Interface dataset entries
+ + + +
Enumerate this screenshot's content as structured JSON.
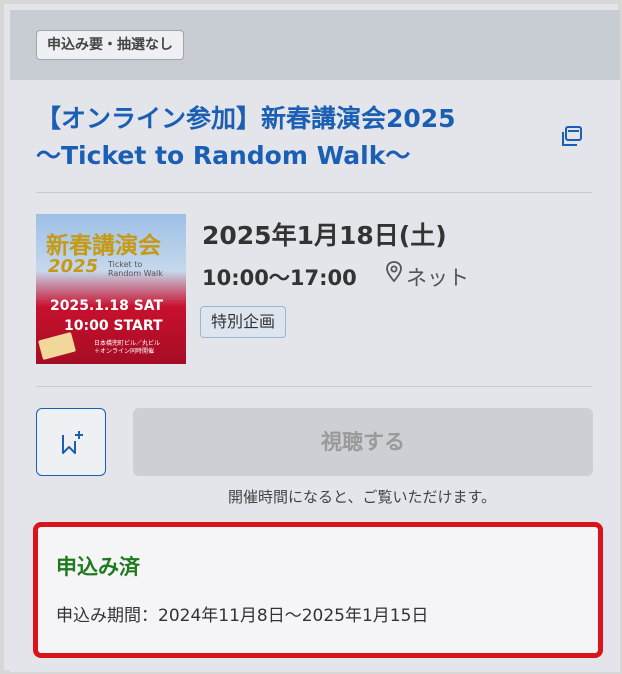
{
  "badge": {
    "text": "申込み要・抽選なし"
  },
  "event": {
    "title_line1": "【オンライン参加】新春講演会2025",
    "title_line2": "〜Ticket to Random Walk〜",
    "date": "2025年1月18日(土)",
    "time": "10:00〜17:00",
    "location": "ネット",
    "category_tag": "特別企画"
  },
  "thumbnail": {
    "title": "新春講演会",
    "year": "2025",
    "subtitle_line1": "Ticket to",
    "subtitle_line2": "Random Walk",
    "date_text": "2025.1.18 SAT",
    "start_text": "10:00 START",
    "venue_line1": "日本橋兜町ビル／丸ビル",
    "venue_line2": "＋オンライン同時開催"
  },
  "actions": {
    "watch_label": "視聴する",
    "note": "開催時間になると、ご覧いただけます。"
  },
  "status": {
    "label": "申込み済",
    "period": "申込み期間：2024年11月8日〜2025年1月15日"
  },
  "icons": {
    "external": "open-in-new-icon",
    "bookmark": "bookmark-add-icon",
    "location": "map-pin-icon"
  },
  "colors": {
    "title_blue": "#1a5fb4",
    "status_green": "#1d7a1d",
    "highlight_red": "#d9141b"
  }
}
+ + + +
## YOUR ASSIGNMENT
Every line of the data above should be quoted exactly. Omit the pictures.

## OUTPUT FOR THIS EXERCISE
Enumerate this screenshot's content as structured JSON.
{
  "badge": {
    "text": "申込み要・抽選なし"
  },
  "event": {
    "title_line1": "【オンライン参加】新春講演会2025",
    "title_line2": "〜Ticket to Random Walk〜",
    "date": "2025年1月18日(土)",
    "time": "10:00〜17:00",
    "location": "ネット",
    "category_tag": "特別企画"
  },
  "thumbnail": {
    "title": "新春講演会",
    "year": "2025",
    "subtitle_line1": "Ticket to",
    "subtitle_line2": "Random Walk",
    "date_text": "2025.1.18 SAT",
    "start_text": "10:00 START",
    "venue_line1": "日本橋兜町ビル／丸ビル",
    "venue_line2": "＋オンライン同時開催"
  },
  "actions": {
    "watch_label": "視聴する",
    "note": "開催時間になると、ご覧いただけます。"
  },
  "status": {
    "label": "申込み済",
    "period": "申込み期間：2024年11月8日〜2025年1月15日"
  },
  "icons": {
    "external": "open-in-new-icon",
    "bookmark": "bookmark-add-icon",
    "location": "map-pin-icon"
  },
  "colors": {
    "title_blue": "#1a5fb4",
    "status_green": "#1d7a1d",
    "highlight_red": "#d9141b"
  }
}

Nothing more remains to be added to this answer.